Third person shooters are dime a dozen with just a few games such as the Gears of War and Resident Evil series standing tall in the crowd. Sticking to the tried and tested cover based shooting mixed with a few vehicle chase sequences thrown in, does Binary Domain have what it takes to leave a lasting impression or are you better off investing your money elsewhere?
The story of the game is pretty straightforward. There is a conspiracy brewing between two organizations that has something to do with robots that look like humans. These robots don’t know that they are robots and think they are humans. These robots are called “Hollow Child” (more like grown up versions of Haley Joel Osment’s character from the movie AI). When disaster strikes, you, the lead protagonist, Dan Marshall are called upon to save the day along with your squad.
The plot is quite simple and does very little to keep you hooked. With the cheesy voice acting it wont be a surprise if you decide to skip every cut scene you come across.
Put simply this is a third person cover based shooter where you will progress from point A to point B taking down anything that comes in your way with little scope for deviation. There aren’t any real puzzles thrown in to vary the pacing apart from the "pull this leaver to go there” scenario.
In terms of gunplay, you will encounter a plethora of robotic enemies on your way which you will takedown with the arsenal at your disposal. The enemies are varied in the amount of ammo it takes to take them down. The lighter infantry can be disposed off with half a clip where as the heavily armored robots take quite a few rounds before they decide to hit the ground. Kill enemies in one location and move on to the next, that’s your mission. Even though this is a repetitive mechanic, the locations are varied enough to keep things interesting.
The robotic enemies are a nice change from the regular band of solders and aliens we have grown accustomed to. The way metal fly’s off the robots as you shoot them has some level of satisfaction to it. Even though the same lots of enemies are recycled throughout the game, the variation lies in the way you take them down.
You can shoot off their legs making them handicap in battle, dismember them or take on that clean headshot and watch the robot become a menace to his comrades. These effects are subtle and sometimes it’s hard to sit back and enjoy the spoils of your efforts in the heat of battle.
Like most third person shooters these days, Dan has the ability to carry 4 weapons - - a pistol, 2 rifles and grenades. Throughout the game, there are strategically laid out points where you can stock up on medical kits, ammo and upgrade yours abilities and the abilities of your comrades.

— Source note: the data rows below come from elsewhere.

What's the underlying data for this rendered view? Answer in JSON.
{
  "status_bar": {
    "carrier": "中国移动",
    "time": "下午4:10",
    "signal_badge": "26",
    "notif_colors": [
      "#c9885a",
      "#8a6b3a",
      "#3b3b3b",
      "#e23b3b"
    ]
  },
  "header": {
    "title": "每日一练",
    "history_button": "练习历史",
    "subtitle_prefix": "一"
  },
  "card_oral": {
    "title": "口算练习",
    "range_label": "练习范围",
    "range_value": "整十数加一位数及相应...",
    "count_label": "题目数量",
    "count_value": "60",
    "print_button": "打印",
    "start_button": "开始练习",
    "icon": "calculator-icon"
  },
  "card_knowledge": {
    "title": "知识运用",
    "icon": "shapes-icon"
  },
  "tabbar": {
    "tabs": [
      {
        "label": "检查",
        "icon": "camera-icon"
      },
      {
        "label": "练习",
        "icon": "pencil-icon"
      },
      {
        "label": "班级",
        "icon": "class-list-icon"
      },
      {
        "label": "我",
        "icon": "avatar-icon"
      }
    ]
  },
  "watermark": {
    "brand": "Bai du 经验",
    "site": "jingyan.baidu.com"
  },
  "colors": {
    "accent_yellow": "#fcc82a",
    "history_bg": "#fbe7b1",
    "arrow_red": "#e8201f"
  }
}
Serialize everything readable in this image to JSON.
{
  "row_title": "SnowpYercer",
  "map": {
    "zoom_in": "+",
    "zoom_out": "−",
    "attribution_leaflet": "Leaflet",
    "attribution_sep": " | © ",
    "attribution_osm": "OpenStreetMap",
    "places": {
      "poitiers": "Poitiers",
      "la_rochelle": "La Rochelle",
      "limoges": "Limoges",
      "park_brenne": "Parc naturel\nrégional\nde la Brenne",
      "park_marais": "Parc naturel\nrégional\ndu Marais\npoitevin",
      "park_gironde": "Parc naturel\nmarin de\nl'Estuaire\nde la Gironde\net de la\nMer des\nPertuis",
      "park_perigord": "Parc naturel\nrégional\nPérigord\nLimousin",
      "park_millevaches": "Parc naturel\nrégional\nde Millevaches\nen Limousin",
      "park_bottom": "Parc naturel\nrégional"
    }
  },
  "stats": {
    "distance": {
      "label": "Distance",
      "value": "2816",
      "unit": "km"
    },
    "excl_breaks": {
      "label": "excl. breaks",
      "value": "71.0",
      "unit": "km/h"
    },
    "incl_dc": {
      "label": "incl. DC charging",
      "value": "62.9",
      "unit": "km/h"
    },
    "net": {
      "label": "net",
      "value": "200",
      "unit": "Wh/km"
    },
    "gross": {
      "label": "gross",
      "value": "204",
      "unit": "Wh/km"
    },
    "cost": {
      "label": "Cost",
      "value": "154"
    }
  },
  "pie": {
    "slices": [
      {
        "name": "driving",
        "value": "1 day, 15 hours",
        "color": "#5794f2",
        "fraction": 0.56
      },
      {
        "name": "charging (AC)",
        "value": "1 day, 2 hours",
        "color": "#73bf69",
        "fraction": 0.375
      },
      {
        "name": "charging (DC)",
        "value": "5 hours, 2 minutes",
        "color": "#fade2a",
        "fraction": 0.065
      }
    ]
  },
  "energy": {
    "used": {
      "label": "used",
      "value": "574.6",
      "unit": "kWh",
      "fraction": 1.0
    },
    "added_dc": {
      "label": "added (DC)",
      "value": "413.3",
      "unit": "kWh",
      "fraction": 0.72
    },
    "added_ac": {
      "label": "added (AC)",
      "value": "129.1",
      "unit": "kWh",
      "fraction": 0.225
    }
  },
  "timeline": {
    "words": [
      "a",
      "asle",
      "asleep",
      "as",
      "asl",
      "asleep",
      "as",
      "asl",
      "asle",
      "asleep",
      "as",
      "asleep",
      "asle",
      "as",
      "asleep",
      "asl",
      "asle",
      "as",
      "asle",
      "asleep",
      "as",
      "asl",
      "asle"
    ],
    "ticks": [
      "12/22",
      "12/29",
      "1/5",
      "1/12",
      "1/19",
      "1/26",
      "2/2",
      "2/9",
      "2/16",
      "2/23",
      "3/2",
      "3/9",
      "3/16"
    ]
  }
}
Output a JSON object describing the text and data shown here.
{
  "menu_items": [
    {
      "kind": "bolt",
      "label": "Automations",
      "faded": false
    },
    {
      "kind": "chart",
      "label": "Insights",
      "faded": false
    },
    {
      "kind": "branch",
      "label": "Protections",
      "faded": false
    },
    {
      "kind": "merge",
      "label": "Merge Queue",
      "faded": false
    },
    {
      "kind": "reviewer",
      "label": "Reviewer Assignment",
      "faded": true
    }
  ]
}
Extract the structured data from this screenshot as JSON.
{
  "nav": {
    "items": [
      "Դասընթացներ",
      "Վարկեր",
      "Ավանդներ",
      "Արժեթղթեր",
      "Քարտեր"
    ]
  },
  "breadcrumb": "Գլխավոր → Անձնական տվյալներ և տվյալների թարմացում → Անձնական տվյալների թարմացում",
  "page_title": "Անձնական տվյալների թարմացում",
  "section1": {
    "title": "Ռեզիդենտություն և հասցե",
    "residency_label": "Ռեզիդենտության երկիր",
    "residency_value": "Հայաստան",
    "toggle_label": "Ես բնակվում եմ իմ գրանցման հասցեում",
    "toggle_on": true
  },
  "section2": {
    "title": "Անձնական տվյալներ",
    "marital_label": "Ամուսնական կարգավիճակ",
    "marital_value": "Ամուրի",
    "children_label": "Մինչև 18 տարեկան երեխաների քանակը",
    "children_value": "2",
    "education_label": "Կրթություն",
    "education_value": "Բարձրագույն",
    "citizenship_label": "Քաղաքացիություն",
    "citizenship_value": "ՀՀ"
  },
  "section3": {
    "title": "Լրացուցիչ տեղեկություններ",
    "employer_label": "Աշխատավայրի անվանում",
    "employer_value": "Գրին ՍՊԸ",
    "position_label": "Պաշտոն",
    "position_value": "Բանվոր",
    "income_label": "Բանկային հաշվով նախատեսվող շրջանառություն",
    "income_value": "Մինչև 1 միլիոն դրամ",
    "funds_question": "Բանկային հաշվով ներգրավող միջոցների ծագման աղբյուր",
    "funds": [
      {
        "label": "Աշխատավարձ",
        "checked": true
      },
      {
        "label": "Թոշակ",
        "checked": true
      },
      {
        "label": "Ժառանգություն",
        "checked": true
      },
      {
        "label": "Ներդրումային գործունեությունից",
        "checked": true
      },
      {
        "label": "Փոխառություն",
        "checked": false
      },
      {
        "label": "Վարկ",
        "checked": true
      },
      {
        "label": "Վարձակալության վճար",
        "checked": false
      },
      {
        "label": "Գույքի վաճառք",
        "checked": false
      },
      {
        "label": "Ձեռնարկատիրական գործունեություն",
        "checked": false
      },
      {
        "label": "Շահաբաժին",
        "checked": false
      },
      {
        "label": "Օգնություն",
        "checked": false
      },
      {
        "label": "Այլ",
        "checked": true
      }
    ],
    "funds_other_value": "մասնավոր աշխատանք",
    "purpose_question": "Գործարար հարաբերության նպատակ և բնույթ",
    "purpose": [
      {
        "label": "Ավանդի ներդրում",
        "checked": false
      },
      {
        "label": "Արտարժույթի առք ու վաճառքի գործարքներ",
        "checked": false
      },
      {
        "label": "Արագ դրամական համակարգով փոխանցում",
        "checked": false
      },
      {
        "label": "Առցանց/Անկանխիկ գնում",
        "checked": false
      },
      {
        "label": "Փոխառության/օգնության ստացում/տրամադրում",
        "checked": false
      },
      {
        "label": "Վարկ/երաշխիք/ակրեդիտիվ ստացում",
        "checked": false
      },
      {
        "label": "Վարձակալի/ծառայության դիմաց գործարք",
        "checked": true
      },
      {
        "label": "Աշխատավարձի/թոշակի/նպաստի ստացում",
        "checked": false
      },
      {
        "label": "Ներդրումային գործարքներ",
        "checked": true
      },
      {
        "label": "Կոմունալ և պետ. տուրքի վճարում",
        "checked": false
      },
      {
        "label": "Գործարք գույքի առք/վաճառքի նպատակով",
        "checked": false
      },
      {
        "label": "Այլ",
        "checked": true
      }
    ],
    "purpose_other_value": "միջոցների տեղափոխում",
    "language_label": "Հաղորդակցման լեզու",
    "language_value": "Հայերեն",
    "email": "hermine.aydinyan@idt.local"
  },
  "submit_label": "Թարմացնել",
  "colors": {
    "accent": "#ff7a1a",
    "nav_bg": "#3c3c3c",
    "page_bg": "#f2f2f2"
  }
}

There is the occasional boss battle and these aren’t as satisfying as the regular gunplay. Rather they are tedious and frustrate you to a point where you will either shut down the game and walk away or destroy one of your controllers.
If you thought games like Deus EX and Ninja Gaiden required patience with boss battles, you haven’t played Binary Domain yet! The new element of gameplay in Binary Domain is the ability to issue voice command to you comrades. You can use a microphone but we preferred holding “L2” and selecting commands as barking orders in a microphone is not only silly, but the fact that the game wouldn’t get our Indian accent posed a problem as well.
With comrades always by your side, there is a trust meter that builds up. You can choose to say exactly what they want to hear and increase their trust or engage in friendly fire and give all the wrong responses to decrease it. Either way, you actions have very little control over the outcome. The story of the game isn’t going to change depending on your actions!
There is online play in Binary Domain as well. You have standard modes like death match and Binary Domain’s own take on Hoard Mode made famous by the Gears of War franchise.
Overall, the gameplay stays true to the tried and tested formula established by third person shooters these days and there is very little addition to keep you hooked let alone keep you coming back for more.
The graphics of the game aren’t the best in its genre but they aren’t bad by any means. The sceneries and environments you visit will give you a glimpse of what Tokyo may look like in the future -- a tech-savvy futuristic city on top with some underground resistance thrown into the mix.
Even though the overall look of the game stands at par with any third person shooter what really catches your eye is how parts of the enemy robots fly off as you shoot them. In the heat of battle it is difficult to appreciate this but its present adds to the thrilling effects nonetheless.
Probably the only place where Binary Domain suffers is in its audio production. There is hardly any background score for the most part and this is a good thing as the nose of bullets tearing through metal and alloy is a lot more satisfying to here. The high octave moments or chase sequence is where the music comes alive and adds to the adrenalin rush.
So why is it bad? Well all these effects are washed down the drain when the cheesy voice acting kicks in. It's hard to relate to any of the characters, the cut scenes are downright silly and there isn’t enough substance to keep you hooked for long. Did we mention some of these in game videos are very long?
Binary Domain is your run of the mill third person cover based shooting game. There are the occasional moments in the game where you will feel like Will Smith from I Robot but the satisfying feeling of shooting down robots comes to an end when the cut scenes and cheesy voice acting comes into play. If you have a local store where you can rent games, we suggest you do that as this game will be over before the weekend and there is very little to leave you coming back for more. It’s a pleasant one-time play through.
If you are in the market to pick up a third person shooter, we say take a look at the Gears of War trilogy or Vanquish along with Binary Domain before making your purchase decision.